If you choose not to use NFS version 4, use this procedure.
Become superuser or assume an equivalent role.
Roles contain authorizations and privileged commands. For more information about roles, see Configuring RBAC (Task Map) in System Administration Guide: Security Services. To configure a role with the Primary Administrator profile, see Chapter 2, Working With the Solaris Management Console (Tasks), in System Administration Guide: Basic Administration.
Edit the /etc/default/nfs file.
For example, if you want the server to provide only version 3, set the values for both NFS_SERVER_VERSMAX and NFS_SERVER_VERSMIN to 3. For a list of keywords and their values, refer to Keywords for the /etc/default/nfs File.
Provide the version number.
By default, these lines are commented. Remember to remove the pound (#) sign, also.
(Optional) If you want to disable server delegation, include this line in the /etc/default/nfs file.
In NFS version 4, server delegation is enabled by default. For more information, see Delegation in NFS Version 4.
(Optional) If you want to set a common domain for clients and servers, include this line in the /etc/default/nfs file.
Provide the common domain
For more information, refer to nfsmapid Daemon.
Check if the NFS service is running on the server.
Type the following command:
# svcs network/nfs/server
This command reports whether the NFS server service is online or disabled.
(Optional) If necessary, disable the NFS service.
If you discovered from the previous step that the NFS service is online, type the following command to disable the service.
# svcadm disable network/nfs/server
If you need to configure your NFS service, refer to How to Set Up Automatic File-System Sharing.
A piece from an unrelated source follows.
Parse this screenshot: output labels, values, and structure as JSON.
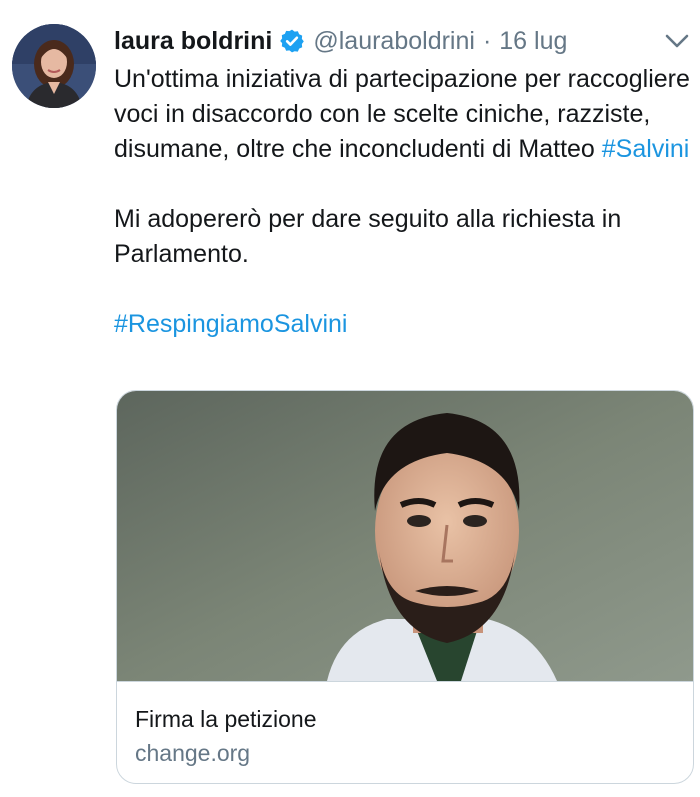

Enable the NFS service.
Type the following command to enable the service.
# svcadm enable network/nfs/server